Can I imagine no exceptions? Well, perhaps I can. Perhaps I can conceive of some crazy, super-devout Saint Francis type, burning with zeal to belong down to his DNA and beyond to Christ alone, passionately loving the crucifix, but eventually consumed with hyper-scrupulous fear lest even the crucifix become an idol, in a fit of self-mortifying fervor forcing himself, against every instinct, to urinate on the crucifix as a way of affirming his absolute loyalty to Christ alone, not to any image.

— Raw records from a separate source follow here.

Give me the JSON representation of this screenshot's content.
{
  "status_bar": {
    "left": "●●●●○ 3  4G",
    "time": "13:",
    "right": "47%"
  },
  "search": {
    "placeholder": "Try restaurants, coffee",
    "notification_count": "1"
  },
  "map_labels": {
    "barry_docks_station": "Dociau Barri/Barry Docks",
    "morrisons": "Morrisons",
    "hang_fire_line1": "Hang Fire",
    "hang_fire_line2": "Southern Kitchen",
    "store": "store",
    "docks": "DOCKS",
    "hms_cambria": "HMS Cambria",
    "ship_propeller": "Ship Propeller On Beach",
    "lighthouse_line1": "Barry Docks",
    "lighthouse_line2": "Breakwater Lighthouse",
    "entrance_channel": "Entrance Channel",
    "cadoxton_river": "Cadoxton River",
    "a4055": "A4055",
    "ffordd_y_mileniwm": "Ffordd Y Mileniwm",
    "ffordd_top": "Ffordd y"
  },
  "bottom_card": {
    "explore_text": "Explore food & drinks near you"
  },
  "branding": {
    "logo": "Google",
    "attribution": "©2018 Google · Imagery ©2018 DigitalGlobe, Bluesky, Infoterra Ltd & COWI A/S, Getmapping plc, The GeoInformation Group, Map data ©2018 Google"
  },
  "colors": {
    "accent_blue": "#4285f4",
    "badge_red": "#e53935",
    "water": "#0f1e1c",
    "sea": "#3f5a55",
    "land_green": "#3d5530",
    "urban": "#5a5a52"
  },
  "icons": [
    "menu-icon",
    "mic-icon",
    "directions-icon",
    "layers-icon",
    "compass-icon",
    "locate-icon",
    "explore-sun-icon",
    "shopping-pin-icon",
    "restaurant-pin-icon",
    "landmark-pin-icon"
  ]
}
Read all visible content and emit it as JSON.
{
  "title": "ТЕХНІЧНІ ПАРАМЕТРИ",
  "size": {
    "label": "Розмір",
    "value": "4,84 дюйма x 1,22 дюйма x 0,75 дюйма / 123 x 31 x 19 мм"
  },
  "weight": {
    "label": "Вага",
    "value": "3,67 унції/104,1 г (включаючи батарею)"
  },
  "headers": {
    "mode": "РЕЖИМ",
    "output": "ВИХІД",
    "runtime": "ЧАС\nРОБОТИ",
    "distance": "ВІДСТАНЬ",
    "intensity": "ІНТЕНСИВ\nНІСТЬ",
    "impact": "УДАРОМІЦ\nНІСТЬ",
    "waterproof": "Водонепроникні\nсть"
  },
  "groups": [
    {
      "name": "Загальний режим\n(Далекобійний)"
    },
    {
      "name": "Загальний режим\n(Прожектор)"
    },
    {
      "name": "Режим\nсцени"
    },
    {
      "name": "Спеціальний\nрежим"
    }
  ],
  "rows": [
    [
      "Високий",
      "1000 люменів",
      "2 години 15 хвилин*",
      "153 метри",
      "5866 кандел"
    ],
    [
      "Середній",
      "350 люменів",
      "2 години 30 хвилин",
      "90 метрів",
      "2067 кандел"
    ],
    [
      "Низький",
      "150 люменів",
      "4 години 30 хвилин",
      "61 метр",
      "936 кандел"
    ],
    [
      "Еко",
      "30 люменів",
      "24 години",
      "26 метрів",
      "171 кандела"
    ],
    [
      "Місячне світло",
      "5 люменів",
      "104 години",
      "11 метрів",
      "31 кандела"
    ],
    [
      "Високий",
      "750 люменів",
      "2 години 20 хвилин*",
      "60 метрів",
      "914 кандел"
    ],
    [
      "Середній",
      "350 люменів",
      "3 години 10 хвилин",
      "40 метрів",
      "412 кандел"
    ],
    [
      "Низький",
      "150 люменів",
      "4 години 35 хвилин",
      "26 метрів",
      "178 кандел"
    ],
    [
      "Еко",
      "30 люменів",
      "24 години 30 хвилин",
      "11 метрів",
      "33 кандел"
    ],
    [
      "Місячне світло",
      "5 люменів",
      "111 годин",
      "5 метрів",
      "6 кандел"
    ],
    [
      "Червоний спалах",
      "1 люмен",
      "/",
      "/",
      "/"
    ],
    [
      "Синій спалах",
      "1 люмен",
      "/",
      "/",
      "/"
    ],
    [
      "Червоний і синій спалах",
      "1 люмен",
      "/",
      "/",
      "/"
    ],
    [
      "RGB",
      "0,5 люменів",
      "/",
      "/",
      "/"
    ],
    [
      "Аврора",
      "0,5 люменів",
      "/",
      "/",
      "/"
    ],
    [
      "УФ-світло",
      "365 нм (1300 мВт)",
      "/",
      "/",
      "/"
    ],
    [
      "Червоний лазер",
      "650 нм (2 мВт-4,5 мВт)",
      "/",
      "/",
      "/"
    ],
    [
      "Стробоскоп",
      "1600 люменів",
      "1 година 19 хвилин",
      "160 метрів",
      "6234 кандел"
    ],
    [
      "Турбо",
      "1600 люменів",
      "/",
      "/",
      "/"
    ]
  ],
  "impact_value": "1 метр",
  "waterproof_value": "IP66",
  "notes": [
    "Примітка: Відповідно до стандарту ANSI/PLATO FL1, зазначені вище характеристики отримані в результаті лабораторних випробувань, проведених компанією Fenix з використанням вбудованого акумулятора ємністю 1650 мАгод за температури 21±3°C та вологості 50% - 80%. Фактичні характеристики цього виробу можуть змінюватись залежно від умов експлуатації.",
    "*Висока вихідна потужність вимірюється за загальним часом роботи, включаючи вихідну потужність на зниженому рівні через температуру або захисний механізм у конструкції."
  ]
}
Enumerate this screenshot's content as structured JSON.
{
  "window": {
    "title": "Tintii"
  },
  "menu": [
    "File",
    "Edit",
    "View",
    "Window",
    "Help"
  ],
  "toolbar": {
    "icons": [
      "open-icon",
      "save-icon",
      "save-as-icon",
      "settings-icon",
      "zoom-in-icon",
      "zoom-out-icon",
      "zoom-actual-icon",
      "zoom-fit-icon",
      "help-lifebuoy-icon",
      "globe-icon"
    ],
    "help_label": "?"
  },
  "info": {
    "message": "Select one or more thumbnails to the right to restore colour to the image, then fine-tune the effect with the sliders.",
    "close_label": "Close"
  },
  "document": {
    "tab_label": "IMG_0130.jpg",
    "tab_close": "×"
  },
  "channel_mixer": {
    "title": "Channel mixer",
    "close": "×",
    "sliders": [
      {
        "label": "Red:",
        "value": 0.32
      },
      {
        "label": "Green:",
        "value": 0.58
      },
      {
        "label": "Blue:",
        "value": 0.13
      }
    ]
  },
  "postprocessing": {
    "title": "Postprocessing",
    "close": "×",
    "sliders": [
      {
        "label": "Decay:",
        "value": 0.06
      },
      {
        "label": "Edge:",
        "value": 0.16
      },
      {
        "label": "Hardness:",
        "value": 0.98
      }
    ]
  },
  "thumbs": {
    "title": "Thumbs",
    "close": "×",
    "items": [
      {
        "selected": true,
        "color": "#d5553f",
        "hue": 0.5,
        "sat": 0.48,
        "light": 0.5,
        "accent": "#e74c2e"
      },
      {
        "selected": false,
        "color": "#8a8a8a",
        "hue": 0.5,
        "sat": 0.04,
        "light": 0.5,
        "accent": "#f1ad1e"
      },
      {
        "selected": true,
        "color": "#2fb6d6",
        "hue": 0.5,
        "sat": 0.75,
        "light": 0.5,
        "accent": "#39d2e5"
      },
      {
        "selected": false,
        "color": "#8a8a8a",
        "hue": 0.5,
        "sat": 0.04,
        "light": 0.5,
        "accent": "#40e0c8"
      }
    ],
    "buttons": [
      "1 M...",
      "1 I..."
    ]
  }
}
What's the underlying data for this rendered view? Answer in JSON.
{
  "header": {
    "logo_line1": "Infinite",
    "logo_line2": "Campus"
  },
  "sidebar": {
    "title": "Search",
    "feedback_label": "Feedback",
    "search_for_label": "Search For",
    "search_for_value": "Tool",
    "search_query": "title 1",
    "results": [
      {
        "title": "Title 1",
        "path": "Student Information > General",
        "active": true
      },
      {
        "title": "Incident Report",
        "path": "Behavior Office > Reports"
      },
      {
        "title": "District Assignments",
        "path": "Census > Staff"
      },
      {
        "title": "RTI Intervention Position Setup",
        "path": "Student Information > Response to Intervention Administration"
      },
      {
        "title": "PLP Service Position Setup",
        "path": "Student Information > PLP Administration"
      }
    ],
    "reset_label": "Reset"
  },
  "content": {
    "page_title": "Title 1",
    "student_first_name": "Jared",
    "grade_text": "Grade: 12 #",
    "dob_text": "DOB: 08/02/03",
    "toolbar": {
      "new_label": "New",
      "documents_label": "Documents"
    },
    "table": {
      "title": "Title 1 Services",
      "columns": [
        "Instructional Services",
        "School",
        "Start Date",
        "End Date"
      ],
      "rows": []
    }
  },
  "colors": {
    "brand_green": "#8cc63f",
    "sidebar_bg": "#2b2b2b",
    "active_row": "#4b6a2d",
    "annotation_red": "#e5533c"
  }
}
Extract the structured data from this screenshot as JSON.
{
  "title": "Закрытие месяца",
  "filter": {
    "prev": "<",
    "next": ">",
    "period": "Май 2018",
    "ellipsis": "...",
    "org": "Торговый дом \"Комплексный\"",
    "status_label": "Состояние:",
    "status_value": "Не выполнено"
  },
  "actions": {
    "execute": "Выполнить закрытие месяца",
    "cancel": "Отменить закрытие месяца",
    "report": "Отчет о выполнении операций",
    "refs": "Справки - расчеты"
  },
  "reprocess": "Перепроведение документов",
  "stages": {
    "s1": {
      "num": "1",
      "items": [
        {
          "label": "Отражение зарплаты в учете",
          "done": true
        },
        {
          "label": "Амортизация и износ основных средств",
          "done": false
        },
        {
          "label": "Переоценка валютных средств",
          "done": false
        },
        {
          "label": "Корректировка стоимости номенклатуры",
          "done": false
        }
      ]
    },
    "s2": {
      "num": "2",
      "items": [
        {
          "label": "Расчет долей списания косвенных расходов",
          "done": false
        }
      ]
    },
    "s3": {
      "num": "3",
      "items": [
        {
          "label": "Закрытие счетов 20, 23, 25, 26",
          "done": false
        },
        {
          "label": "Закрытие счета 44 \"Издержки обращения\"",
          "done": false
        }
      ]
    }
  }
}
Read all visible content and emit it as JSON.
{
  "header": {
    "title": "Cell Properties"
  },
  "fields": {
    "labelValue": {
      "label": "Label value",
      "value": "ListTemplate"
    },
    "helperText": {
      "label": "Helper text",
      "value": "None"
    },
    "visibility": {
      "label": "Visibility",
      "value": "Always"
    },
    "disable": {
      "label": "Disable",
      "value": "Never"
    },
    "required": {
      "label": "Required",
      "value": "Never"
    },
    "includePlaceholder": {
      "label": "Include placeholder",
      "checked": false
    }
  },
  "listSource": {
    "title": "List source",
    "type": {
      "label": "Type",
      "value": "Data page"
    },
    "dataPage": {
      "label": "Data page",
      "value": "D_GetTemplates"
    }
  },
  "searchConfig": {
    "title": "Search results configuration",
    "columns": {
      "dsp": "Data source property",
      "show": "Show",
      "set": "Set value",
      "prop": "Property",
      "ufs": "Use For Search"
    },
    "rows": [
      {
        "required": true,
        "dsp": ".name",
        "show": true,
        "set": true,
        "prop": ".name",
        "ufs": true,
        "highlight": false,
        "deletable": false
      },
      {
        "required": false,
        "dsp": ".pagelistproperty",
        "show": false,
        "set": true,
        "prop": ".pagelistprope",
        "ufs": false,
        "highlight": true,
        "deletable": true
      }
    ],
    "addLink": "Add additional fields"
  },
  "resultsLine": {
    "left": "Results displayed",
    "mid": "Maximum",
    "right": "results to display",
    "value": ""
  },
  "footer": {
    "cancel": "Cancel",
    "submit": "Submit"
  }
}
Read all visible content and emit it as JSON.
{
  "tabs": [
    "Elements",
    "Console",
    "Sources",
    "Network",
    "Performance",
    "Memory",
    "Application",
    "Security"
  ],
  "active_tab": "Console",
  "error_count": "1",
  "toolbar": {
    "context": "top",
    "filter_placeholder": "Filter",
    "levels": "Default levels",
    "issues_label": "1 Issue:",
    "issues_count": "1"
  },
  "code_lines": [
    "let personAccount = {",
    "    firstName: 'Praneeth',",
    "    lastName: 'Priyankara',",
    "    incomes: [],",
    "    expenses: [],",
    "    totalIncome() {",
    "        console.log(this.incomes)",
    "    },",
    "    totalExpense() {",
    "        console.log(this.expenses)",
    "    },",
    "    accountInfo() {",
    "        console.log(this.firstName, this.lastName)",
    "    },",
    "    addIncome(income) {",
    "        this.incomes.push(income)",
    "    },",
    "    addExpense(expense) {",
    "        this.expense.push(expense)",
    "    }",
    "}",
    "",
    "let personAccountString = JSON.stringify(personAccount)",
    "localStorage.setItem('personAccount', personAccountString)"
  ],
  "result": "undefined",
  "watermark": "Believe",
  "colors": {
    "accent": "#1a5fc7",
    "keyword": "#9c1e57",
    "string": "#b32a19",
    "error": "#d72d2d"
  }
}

That would be an extreme case, and would require ample context and personal credibility to convey the correct symbolic meaning. There is a Nixon/China dynamic here; refusing to stand for the national anthem looks like one thing when the person in question is wearing an Eagle Scout uniform, and another when he is wearing a Che T-shirt with his nose buried in a copy of The Communist Manifesto
. Not-standing for the flag means one thing when it goes in the teeth of who you are and who you still want to be, when it comes with grief and shame, as critique-from-within, and another when it comes easily, eagerly and/or in a spirit of uncomplicated defiance or rebellion.
The familiar story of "killing the buddha" is a helpful enough illustration of my notion of the sacred.
"Killing the buddha" is an expression of iconoclastic zeal that appears to be very closely equivalent to "nothing is sacred." Certainly, "nothing is to be unquestioned, nothing is to be accepted absolutely." This is wholly antithetical to the essential meaning of the crucifix, which proclaims that unless you take up your cross and follow Jesus, you cannot be His disciple. Buddha himself said "Look not to me, look to my dharma
." "Killing the buddha" is compatible with an iconoclastic form of Buddhism precisely because Buddhism doesn't depend on any buddha, even the
Buddha, in the way that Christianity depends on Christ; which is why killing the Christ, or pissing on the Christ, is not compatible with Christianity.
As quoted on Wikipedia, Lin Chi's teaching is expressed in words like these:
Followers of the Way [of Chán], if you want to get the kind of understanding that accords with the Dharma, never be misled by others. Whether you're facing inward or facing outward, whatever you meet up with, just kill it! If you meet a buddha, kill the buddha. If you meet a patriarch, kill the patriarch. If you meet an arhat, kill the arhat. If you meet your parents, kill your parents. If you meet your kinfolk, kill your kinfolk. Then for the first time you will gain emancipation, will not be entangled with things, will pass freely anywhere you wish to go.
Jesus also calls followers to "hate" parents, kin and even their own self, as well as to take up their cross and follow Him. This, though, is from within the context of a symbolic world in which love and honor for parents is implicitly assumed and even explicitly affirmed by Jesus Himself. (The one example He gives of the Pharisees making void the word of God for the sake of their tradition is their failure to honor their parents in connection with the korban
To borrow a page from C. S. Lewis, we are called to rise above
love of parents, but there is a very real danger of sinking below
it instead -- and supposing in so doing that the call to do the one justifies the other. Woe to those who find the call to "hate" father and mother an easy, comfortable thing. The exhortation is honored in spirit only when to do so is difficult and painful, when it goes against the honor that goes down to your DNA but no further, while Christ alone is love right through.
to begin with, Jesus ain't your family member. Jesus belongs to me just as much as he belongs to you. Jesus belongs to Wojnarowicz just as much as you. You have no special claim to Jesus.
Jesus is just as available
to you and to Wojnarowicz as to me; it doesn't follow that Jesus belongs
equally to all of us. Be that as it may, my thought experiment is a democratic one: Make it your own loved one, Serrano's loved one, and tell me what happens.
Edited by SDG, 11 January 2011 - 01:28 PM.